* [EXERCISE BRIEF] Go through the listing and set it down exactly, leaving out its pictures.

* [RECORDS FOR THIS TASK]
++++++++++++++++++++
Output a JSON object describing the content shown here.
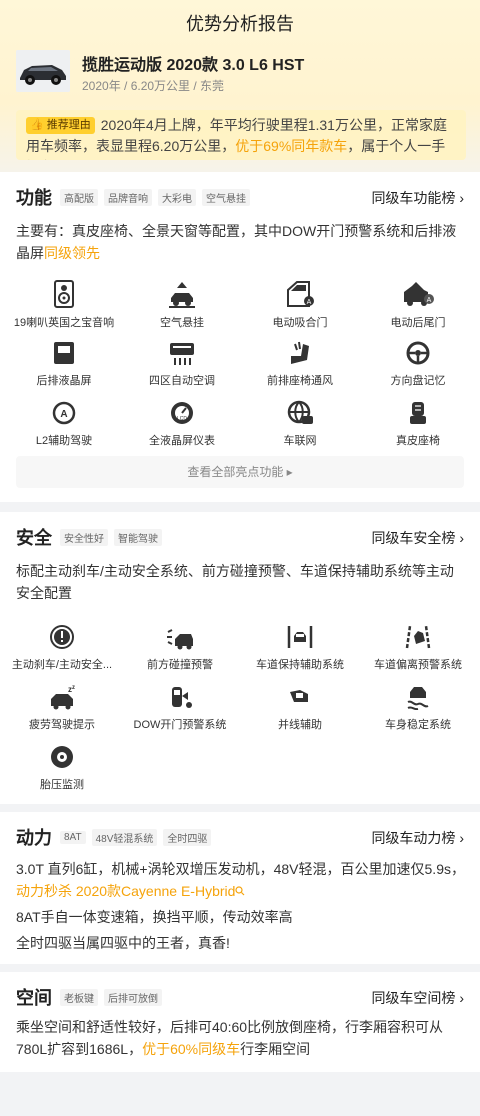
{
  "page_title": "优势分析报告",
  "car": {
    "name": "揽胜运动版 2020款 3.0 L6 HST",
    "meta": "2020年 / 6.20万公里 / 东莞"
  },
  "recommend": {
    "tag": "推荐理由",
    "text_before": "2020年4月上牌，年平均行驶里程1.31万公里，正常家庭用车频率，表显里程6.20万公里，",
    "highlight": "优于69%同年款车",
    "text_after": "，属于个人一手好车"
  },
  "function": {
    "title": "功能",
    "tags": [
      "高配版",
      "品牌音响",
      "大彩电",
      "空气悬挂"
    ],
    "rank_link": "同级车功能榜 ›",
    "desc": "主要有：真皮座椅、全景天窗等配置，其中DOW开门预警系统和后排液晶屏",
    "desc_hl": "同级领先",
    "features": [
      {
        "label": "19喇叭英国之宝音响",
        "icon": "speaker-icon"
      },
      {
        "label": "空气悬挂",
        "icon": "air-suspension-icon"
      },
      {
        "label": "电动吸合门",
        "icon": "power-door-icon"
      },
      {
        "label": "电动后尾门",
        "icon": "power-tailgate-icon"
      },
      {
        "label": "后排液晶屏",
        "icon": "rear-screen-icon"
      },
      {
        "label": "四区自动空调",
        "icon": "climate-icon"
      },
      {
        "label": "前排座椅通风",
        "icon": "seat-ventilation-icon"
      },
      {
        "label": "方向盘记忆",
        "icon": "steering-memory-icon"
      },
      {
        "label": "L2辅助驾驶",
        "icon": "l2-assist-icon"
      },
      {
        "label": "全液晶屏仪表",
        "icon": "lcd-cluster-icon"
      },
      {
        "label": "车联网",
        "icon": "connected-car-icon"
      },
      {
        "label": "真皮座椅",
        "icon": "leather-seat-icon"
      }
    ],
    "view_all": "查看全部亮点功能 ▸"
  },
  "safety": {
    "title": "安全",
    "tags": [
      "安全性好",
      "智能驾驶"
    ],
    "rank_link": "同级车安全榜 ›",
    "desc": "标配主动刹车/主动安全系统、前方碰撞预警、车道保持辅助系统等主动安全配置",
    "features": [
      {
        "label": "主动刹车/主动安全...",
        "icon": "active-brake-icon"
      },
      {
        "label": "前方碰撞预警",
        "icon": "collision-warning-icon"
      },
      {
        "label": "车道保持辅助系统",
        "icon": "lane-keep-icon"
      },
      {
        "label": "车道偏离预警系统",
        "icon": "lane-departure-icon"
      },
      {
        "label": "疲劳驾驶提示",
        "icon": "fatigue-icon"
      },
      {
        "label": "DOW开门预警系统",
        "icon": "dow-icon"
      },
      {
        "label": "并线辅助",
        "icon": "blind-spot-icon"
      },
      {
        "label": "车身稳定系统",
        "icon": "stability-icon"
      },
      {
        "label": "胎压监测",
        "icon": "tire-pressure-icon"
      }
    ]
  },
  "power": {
    "title": "动力",
    "tags": [
      "8AT",
      "48V轻混系统",
      "全时四驱"
    ],
    "rank_link": "同级车动力榜 ›",
    "p1_before": "3.0T 直列6缸，机械+涡轮双增压发动机，48V轻混，百公里加速仅5.9s，",
    "p1_hl": "动力秒杀 2020款Cayenne E-Hybrid",
    "p1_icon": "search-icon",
    "p2": "8AT手自一体变速箱，换挡平顺，传动效率高",
    "p3": "全时四驱当属四驱中的王者，真香!"
  },
  "space": {
    "title": "空间",
    "tags": [
      "老板键",
      "后排可放倒"
    ],
    "rank_link": "同级车空间榜 ›",
    "p1_before": "乘坐空间和舒适性较好，后排可40:60比例放倒座椅，行李厢容积可从780L扩容到1686L，",
    "p1_hl": "优于60%同级车",
    "p1_after": "行李厢空间"
  },
  "colors": {
    "accent": "#f5a30b",
    "tag_bg": "#ffcf2e",
    "header_bg": "#fff7d8"
  }
}
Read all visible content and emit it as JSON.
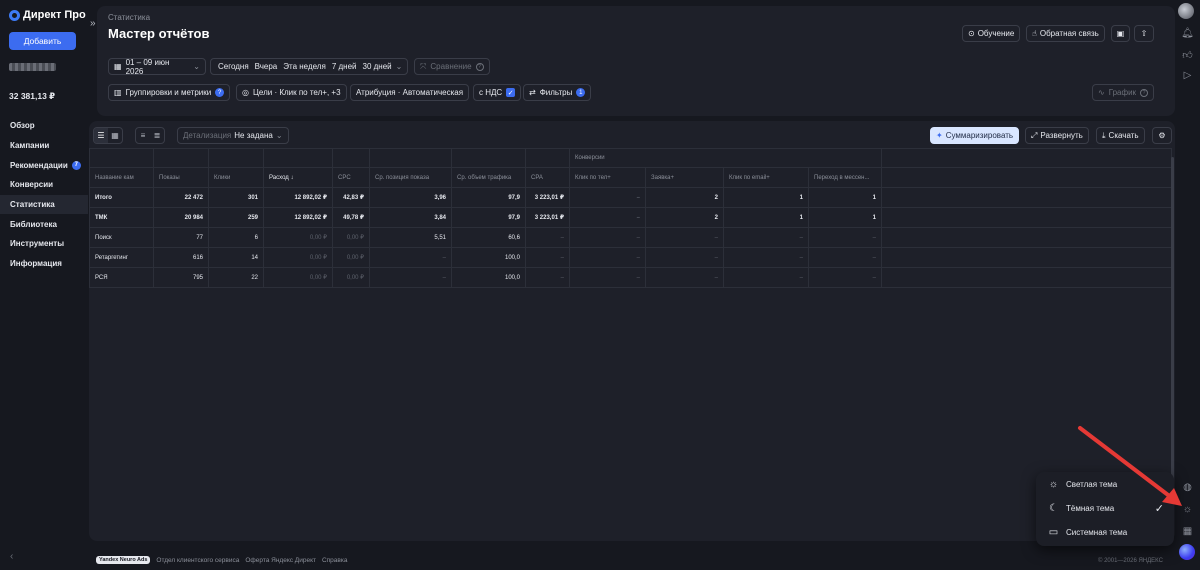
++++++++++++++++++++
* [RESPONSE TO THIS TASK]
Output a JSON object describing the content shown here.
{
  "page_title": "优势分析报告",
  "car": {
    "name": "揽胜运动版 2020款 3.0 L6 HST",
    "meta": "2020年 / 6.20万公里 / 东莞"
  },
  "recommend": {
    "tag": "推荐理由",
    "text_before": "2020年4月上牌，年平均行驶里程1.31万公里，正常家庭用车频率，表显里程6.20万公里，",
    "highlight": "优于69%同年款车",
    "text_after": "，属于个人一手好车"
  },
  "function": {
    "title": "功能",
    "tags": [
      "高配版",
      "品牌音响",
      "大彩电",
      "空气悬挂"
    ],
    "rank_link": "同级车功能榜 ›",
    "desc": "主要有：真皮座椅、全景天窗等配置，其中DOW开门预警系统和后排液晶屏",
    "desc_hl": "同级领先",
    "features": [
      {
        "label": "19喇叭英国之宝音响",
        "icon": "speaker-icon"
      },
      {
        "label": "空气悬挂",
        "icon": "air-suspension-icon"
      },
      {
        "label": "电动吸合门",
        "icon": "power-door-icon"
      },
      {
        "label": "电动后尾门",
        "icon": "power-tailgate-icon"
      },
      {
        "label": "后排液晶屏",
        "icon": "rear-screen-icon"
      },
      {
        "label": "四区自动空调",
        "icon": "climate-icon"
      },
      {
        "label": "前排座椅通风",
        "icon": "seat-ventilation-icon"
      },
      {
        "label": "方向盘记忆",
        "icon": "steering-memory-icon"
      },
      {
        "label": "L2辅助驾驶",
        "icon": "l2-assist-icon"
      },
      {
        "label": "全液晶屏仪表",
        "icon": "lcd-cluster-icon"
      },
      {
        "label": "车联网",
        "icon": "connected-car-icon"
      },
      {
        "label": "真皮座椅",
        "icon": "leather-seat-icon"
      }
    ],
    "view_all": "查看全部亮点功能 ▸"
  },
  "safety": {
    "title": "安全",
    "tags": [
      "安全性好",
      "智能驾驶"
    ],
    "rank_link": "同级车安全榜 ›",
    "desc": "标配主动刹车/主动安全系统、前方碰撞预警、车道保持辅助系统等主动安全配置",
    "features": [
      {
        "label": "主动刹车/主动安全...",
        "icon": "active-brake-icon"
      },
      {
        "label": "前方碰撞预警",
        "icon": "collision-warning-icon"
      },
      {
        "label": "车道保持辅助系统",
        "icon": "lane-keep-icon"
      },
      {
        "label": "车道偏离预警系统",
        "icon": "lane-departure-icon"
      },
      {
        "label": "疲劳驾驶提示",
        "icon": "fatigue-icon"
      },
      {
        "label": "DOW开门预警系统",
        "icon": "dow-icon"
      },
      {
        "label": "并线辅助",
        "icon": "blind-spot-icon"
      },
      {
        "label": "车身稳定系统",
        "icon": "stability-icon"
      },
      {
        "label": "胎压监测",
        "icon": "tire-pressure-icon"
      }
    ]
  },
  "power": {
    "title": "动力",
    "tags": [
      "8AT",
      "48V轻混系统",
      "全时四驱"
    ],
    "rank_link": "同级车动力榜 ›",
    "p1_before": "3.0T 直列6缸，机械+涡轮双增压发动机，48V轻混，百公里加速仅5.9s，",
    "p1_hl": "动力秒杀 2020款Cayenne E-Hybrid",
    "p1_icon": "search-icon",
    "p2": "8AT手自一体变速箱，换挡平顺，传动效率高",
    "p3": "全时四驱当属四驱中的王者，真香!"
  },
  "space": {
    "title": "空间",
    "tags": [
      "老板键",
      "后排可放倒"
    ],
    "rank_link": "同级车空间榜 ›",
    "p1_before": "乘坐空间和舒适性较好，后排可40:60比例放倒座椅，行李厢容积可从780L扩容到1686L，",
    "p1_hl": "优于60%同级车",
    "p1_after": "行李厢空间"
  },
  "colors": {
    "accent": "#f5a30b",
    "tag_bg": "#ffcf2e",
    "header_bg": "#fff7d8"
  }
}
Read all visible content and emit it as JSON.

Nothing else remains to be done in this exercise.